Reproduce the entries below in full, word for word.
□ □ □ □ □
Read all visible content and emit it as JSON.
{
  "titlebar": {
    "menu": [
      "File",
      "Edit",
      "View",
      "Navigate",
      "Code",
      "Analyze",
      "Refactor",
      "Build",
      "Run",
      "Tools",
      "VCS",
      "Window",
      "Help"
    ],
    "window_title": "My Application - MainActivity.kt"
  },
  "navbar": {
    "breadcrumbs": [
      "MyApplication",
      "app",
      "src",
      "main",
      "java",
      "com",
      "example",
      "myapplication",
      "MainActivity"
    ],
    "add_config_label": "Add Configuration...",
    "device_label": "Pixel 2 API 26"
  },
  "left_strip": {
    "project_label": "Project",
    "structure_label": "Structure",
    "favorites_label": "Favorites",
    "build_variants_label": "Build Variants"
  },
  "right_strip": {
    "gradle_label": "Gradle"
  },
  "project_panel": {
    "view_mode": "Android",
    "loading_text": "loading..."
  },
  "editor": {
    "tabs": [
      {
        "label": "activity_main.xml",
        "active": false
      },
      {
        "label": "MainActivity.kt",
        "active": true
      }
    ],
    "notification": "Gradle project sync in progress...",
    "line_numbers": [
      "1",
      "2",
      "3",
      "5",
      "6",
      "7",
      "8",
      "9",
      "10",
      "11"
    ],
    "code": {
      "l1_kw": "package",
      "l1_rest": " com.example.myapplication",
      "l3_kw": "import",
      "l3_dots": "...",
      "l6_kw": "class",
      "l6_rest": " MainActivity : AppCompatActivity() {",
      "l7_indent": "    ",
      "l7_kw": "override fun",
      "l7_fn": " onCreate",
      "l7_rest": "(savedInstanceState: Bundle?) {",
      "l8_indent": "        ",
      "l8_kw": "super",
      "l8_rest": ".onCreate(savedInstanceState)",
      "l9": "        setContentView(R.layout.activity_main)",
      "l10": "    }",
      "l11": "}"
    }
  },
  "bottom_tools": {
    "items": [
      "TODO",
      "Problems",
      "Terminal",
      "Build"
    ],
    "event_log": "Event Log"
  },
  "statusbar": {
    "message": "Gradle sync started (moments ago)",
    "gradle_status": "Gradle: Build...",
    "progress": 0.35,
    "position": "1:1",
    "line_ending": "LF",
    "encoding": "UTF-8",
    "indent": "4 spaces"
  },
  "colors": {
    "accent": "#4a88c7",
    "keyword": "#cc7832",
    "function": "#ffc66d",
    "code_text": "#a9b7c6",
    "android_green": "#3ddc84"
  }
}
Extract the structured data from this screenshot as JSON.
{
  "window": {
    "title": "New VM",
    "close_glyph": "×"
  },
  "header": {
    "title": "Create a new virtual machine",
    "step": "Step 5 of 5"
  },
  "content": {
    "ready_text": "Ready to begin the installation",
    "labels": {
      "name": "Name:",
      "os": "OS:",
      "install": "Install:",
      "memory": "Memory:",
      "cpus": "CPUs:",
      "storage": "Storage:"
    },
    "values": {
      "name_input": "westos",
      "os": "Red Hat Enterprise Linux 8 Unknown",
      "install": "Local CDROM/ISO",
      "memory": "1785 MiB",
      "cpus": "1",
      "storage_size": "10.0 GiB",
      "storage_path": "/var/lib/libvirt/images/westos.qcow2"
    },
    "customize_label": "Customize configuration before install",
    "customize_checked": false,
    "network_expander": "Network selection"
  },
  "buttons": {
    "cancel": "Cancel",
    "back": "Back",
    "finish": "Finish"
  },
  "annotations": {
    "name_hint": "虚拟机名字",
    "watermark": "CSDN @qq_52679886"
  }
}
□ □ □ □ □
- **Task output**
Read all visible content and emit it as JSON.
{
  "titlebar": {
    "menu": [
      "File",
      "Edit",
      "View",
      "Navigate",
      "Code",
      "Analyze",
      "Refactor",
      "Build",
      "Run",
      "Tools",
      "VCS",
      "Window",
      "Help"
    ],
    "window_title": "My Application - MainActivity.kt"
  },
  "navbar": {
    "breadcrumbs": [
      "MyApplication",
      "app",
      "src",
      "main",
      "java",
      "com",
      "example",
      "myapplication",
      "MainActivity"
    ],
    "add_config_label": "Add Configuration...",
    "device_label": "Pixel 2 API 26"
  },
  "left_strip": {
    "project_label": "Project",
    "structure_label": "Structure",
    "favorites_label": "Favorites",
    "build_variants_label": "Build Variants"
  },
  "right_strip": {
    "gradle_label": "Gradle"
  },
  "project_panel": {
    "view_mode": "Android",
    "loading_text": "loading..."
  },
  "editor": {
    "tabs": [
      {
        "label": "activity_main.xml",
        "active": false
      },
      {
        "label": "MainActivity.kt",
        "active": true
      }
    ],
    "notification": "Gradle project sync in progress...",
    "line_numbers": [
      "1",
      "2",
      "3",
      "5",
      "6",
      "7",
      "8",
      "9",
      "10",
      "11"
    ],
    "code": {
      "l1_kw": "package",
      "l1_rest": " com.example.myapplication",
      "l3_kw": "import",
      "l3_dots": "...",
      "l6_kw": "class",
      "l6_rest": " MainActivity : AppCompatActivity() {",
      "l7_indent": "    ",
      "l7_kw": "override fun",
      "l7_fn": " onCreate",
      "l7_rest": "(savedInstanceState: Bundle?) {",
      "l8_indent": "        ",
      "l8_kw": "super",
      "l8_rest": ".onCreate(savedInstanceState)",
      "l9": "        setContentView(R.layout.activity_main)",
      "l10": "    }",
      "l11": "}"
    }
  },
  "bottom_tools": {
    "items": [
      "TODO",
      "Problems",
      "Terminal",
      "Build"
    ],
    "event_log": "Event Log"
  },
  "statusbar": {
    "message": "Gradle sync started (moments ago)",
    "gradle_status": "Gradle: Build...",
    "progress": 0.35,
    "position": "1:1",
    "line_ending": "LF",
    "encoding": "UTF-8",
    "indent": "4 spaces"
  },
  "colors": {
    "accent": "#4a88c7",
    "keyword": "#cc7832",
    "function": "#ffc66d",
    "code_text": "#a9b7c6",
    "android_green": "#3ddc84"
  }
}
Extract the structured data from this screenshot as JSON.
{
  "window": {
    "title": "New VM",
    "close_glyph": "×"
  },
  "header": {
    "title": "Create a new virtual machine",
    "step": "Step 5 of 5"
  },
  "content": {
    "ready_text": "Ready to begin the installation",
    "labels": {
      "name": "Name:",
      "os": "OS:",
      "install": "Install:",
      "memory": "Memory:",
      "cpus": "CPUs:",
      "storage": "Storage:"
    },
    "values": {
      "name_input": "westos",
      "os": "Red Hat Enterprise Linux 8 Unknown",
      "install": "Local CDROM/ISO",
      "memory": "1785 MiB",
      "cpus": "1",
      "storage_size": "10.0 GiB",
      "storage_path": "/var/lib/libvirt/images/westos.qcow2"
    },
    "customize_label": "Customize configuration before install",
    "customize_checked": false,
    "network_expander": "Network selection"
  },
  "buttons": {
    "cancel": "Cancel",
    "back": "Back",
    "finish": "Finish"
  },
  "annotations": {
    "name_hint": "虚拟机名字",
    "watermark": "CSDN @qq_52679886"
  }
}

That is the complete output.